|"Nopales and tunas," Photo courtesy of MaryHelen Gallego (Photograndma)|
My memory vexes me. It's spotty; it doesn't always perform on command. I remember faces really well, but names are often elusive. I often have to pluck a name, with great effort, from my memory by making it travel sideways through a series of associations to greet a friend I haven't seen for a while. Precise terminology and anything related to numbers--statistics and dates especially--seem even more diffuse and hard to recall as I get older.
It's scary not to remember something that you once knew so well. When I was in first grade, the age my youngest son is now, I had a vague sense that life was static and that I would always live in Freer, Texas and be best friends with Elsa Garza and Gilda Lopez and remember how tall and imposing but sweet Mrs. Hatch, our teacher, was. It's disconcerting to get to a certain age and realize that, other than a few friends, I don't remember the names of my first grade classmates who loomed so large in my emotional world at that time. And the adults that I counted on to know things--family stories, genealogy, the year of the great hurricane, the location of my Uncle Leo's first apartment, the recipe for grandma's empanadas--are getting hazy in their memories as well or have passed away.
When I am sitting down in front of my computer to write or sitting in the circle of my writing group, this awareness of my memory's limitations makes me anxious because the writing of fiction for me seems so intertwined with memory.
A character's clothing or personality, a setting real or imagined, the events that form a story--all are rooted somewhere in the writer's memory.
Inspiration bubbles up from the well of memory: fragments of a remembered dream, the imagery from an oft-repeated story, the melody of a song, the name of a flower or tree, a frozen treat or childhood game.
Memories of past experiences, as a participant or merely an observer, inspire and add verisimilitude to a story. Historical facts and obscure bits of knowledge, augmented by research, flesh out details of a story's setting or events.
Given how spotty recall can be, memories become a form of fiction as well. The brain fills in details when memory fails, creating a story that is part truth and part invention.
I've been learning that, spotty, fictionalized memory or no, I have to just plunge in to the writing and see where it leads me. And sometimes memory and its associations lead me to very unexpected places.
In late May I sat next to my daughter at a mother-daughter writing workshop at the public library.
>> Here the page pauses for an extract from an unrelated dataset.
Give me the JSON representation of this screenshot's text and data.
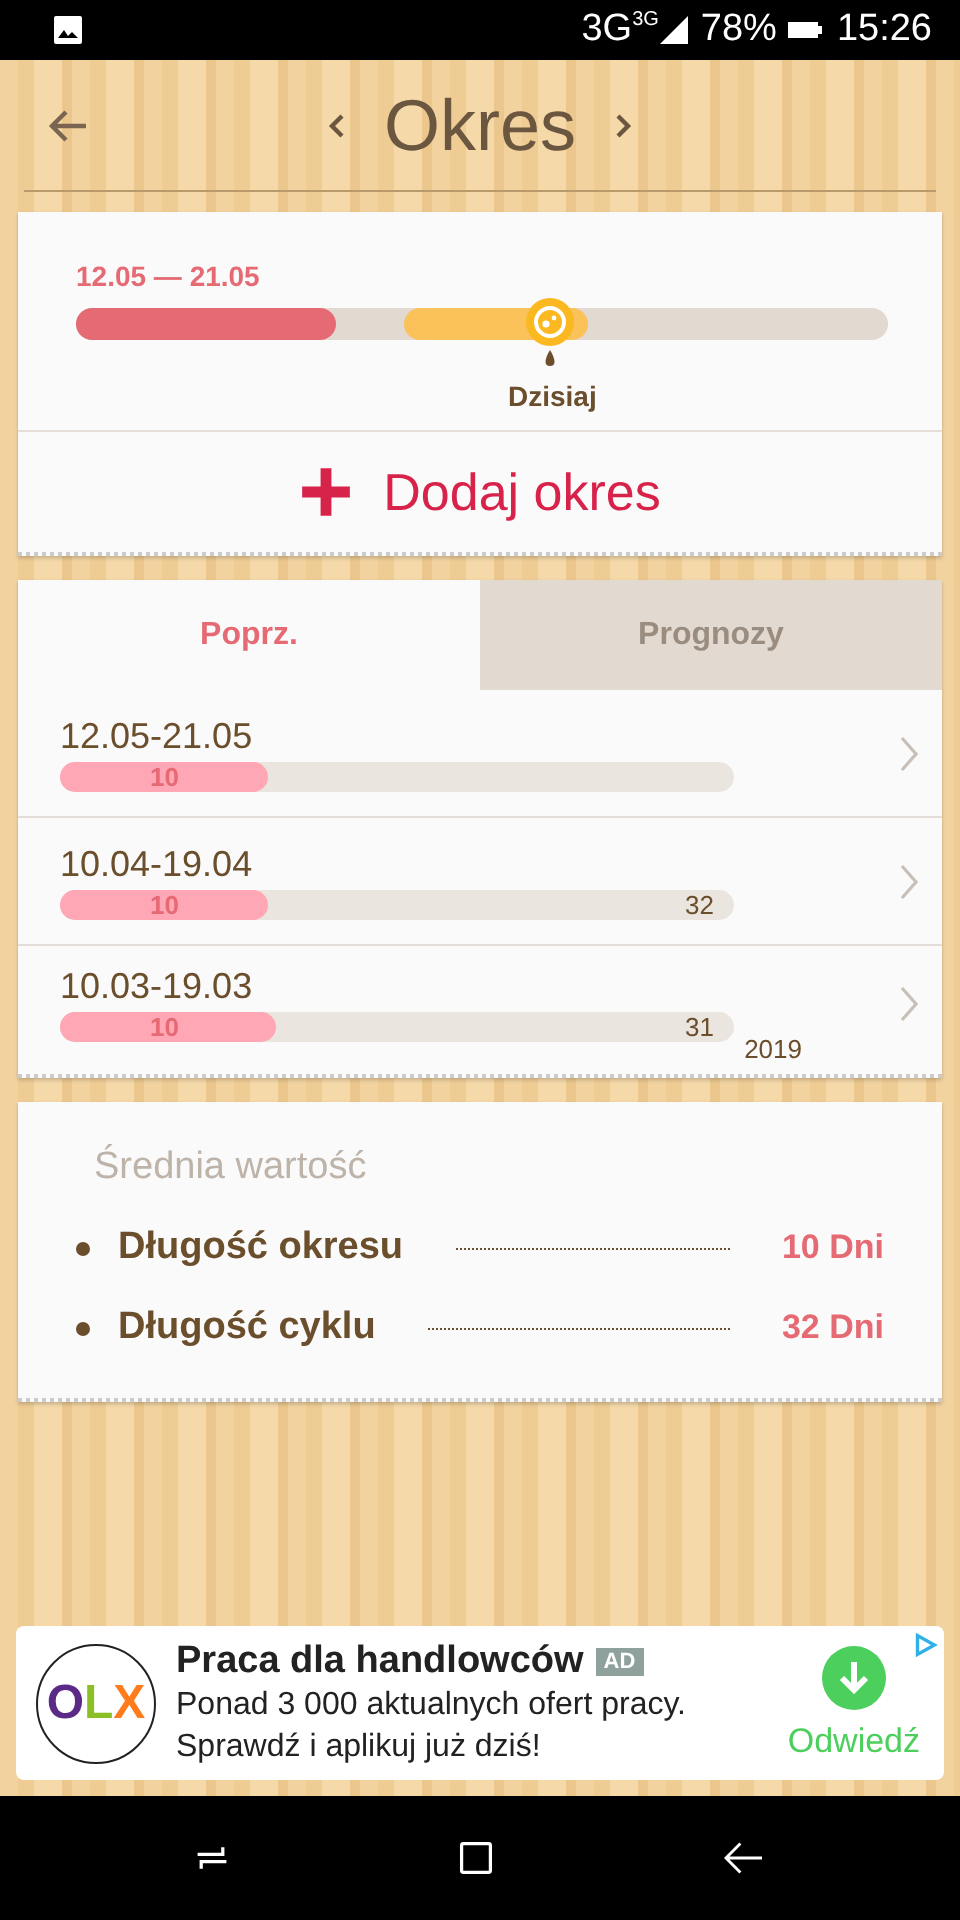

The inspiration was a table quilted with Pantone color swatches. My daughter chose blues and greens and wrote (with clarity and depth) of water and overcoming her fear of it. I chose Caramel, Cactus Flower, and Whisper Pink. Cactus Flower led me back to the nopal cactus that is native to the chaparral of South Texas, where my parents and their parents and grandparents and my siblings and I were born. Caramel made me think of making candy, and somehow the two added up to a story about making candy from the red tuna, or fruit, of the nopal. (You can read the piece, "The Color of a Prickly Pear's Heart," at Painted Parrot by clicking here.)
Even now I don't really know how I knew about prickly pear candy. When I was writing, I didn't even know if it existed for sure, though the plunging-ahead part of my writing brain took it as a given. Later on I Googled the term and emailed my dad's cousin, the family genealogist, to see if the story I wrote might have some basis in fact. I didn't need confirmation that what I was writing was true--it is fiction after all--but that it could be true. Somehow the effectiveness of the story demanded that reassurance. My relative spoke with my great-aunt and confirmed that my great-grandmother and her sister-in-law made cactus candy.
A flood of other memories about foraging for sweet (and not so sweet) natural treats met my original question about cactus candy. My father's aunt and cousins recalled picking and eating capulis, comas, duranillios, anacuas, and moras. My great-grandfather roasted quiote, the flower of the Spanish dagger plant, which tasted like steamed broccoli stalks or boiled cabbage (how could something so exotic taste so ordinary?). My dad's cousins chewed on the sticky chaguete from mesquite trees.
Sadly, my dad and his cousins don't have any direct memories of making cactus candy or seeing it being made. But through some sort of alchemy of memory, that story was delivered to me. I think it says something about how difficult life was for my ancestors, how they managed to raise their families on the ranches of South Texas by foraging in a dry, rugged land for whatever sweetness they could find.